What you have to do
In how many lines of the entries below does "content" appear? Give only the number.

------------------------------------------------------------------------

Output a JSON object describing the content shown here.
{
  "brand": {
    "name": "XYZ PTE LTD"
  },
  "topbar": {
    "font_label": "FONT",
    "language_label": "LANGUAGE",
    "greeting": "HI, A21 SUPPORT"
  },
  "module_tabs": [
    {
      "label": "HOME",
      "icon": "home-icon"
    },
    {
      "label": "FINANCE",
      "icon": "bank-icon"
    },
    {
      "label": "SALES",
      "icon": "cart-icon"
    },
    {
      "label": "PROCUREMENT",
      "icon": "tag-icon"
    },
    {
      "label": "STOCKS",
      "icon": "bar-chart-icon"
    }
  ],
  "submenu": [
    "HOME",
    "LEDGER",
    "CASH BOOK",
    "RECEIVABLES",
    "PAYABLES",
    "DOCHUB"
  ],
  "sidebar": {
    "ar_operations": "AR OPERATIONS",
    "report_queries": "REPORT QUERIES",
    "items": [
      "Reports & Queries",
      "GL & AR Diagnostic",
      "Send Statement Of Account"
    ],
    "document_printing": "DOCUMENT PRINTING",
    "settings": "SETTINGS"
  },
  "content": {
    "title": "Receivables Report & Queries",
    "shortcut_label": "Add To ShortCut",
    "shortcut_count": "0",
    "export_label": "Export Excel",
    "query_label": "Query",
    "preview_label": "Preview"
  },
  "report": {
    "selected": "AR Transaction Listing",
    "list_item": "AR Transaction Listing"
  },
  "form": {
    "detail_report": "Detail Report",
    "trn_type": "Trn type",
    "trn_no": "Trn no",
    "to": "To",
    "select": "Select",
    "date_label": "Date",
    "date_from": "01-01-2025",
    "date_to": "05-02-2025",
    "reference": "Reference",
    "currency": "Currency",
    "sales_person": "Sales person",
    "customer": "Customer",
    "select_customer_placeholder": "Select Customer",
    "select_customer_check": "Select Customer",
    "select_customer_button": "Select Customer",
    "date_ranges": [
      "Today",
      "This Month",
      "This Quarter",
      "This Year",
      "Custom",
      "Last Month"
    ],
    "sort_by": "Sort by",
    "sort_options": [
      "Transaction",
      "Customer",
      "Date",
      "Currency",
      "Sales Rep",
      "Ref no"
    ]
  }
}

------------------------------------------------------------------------

Output below
2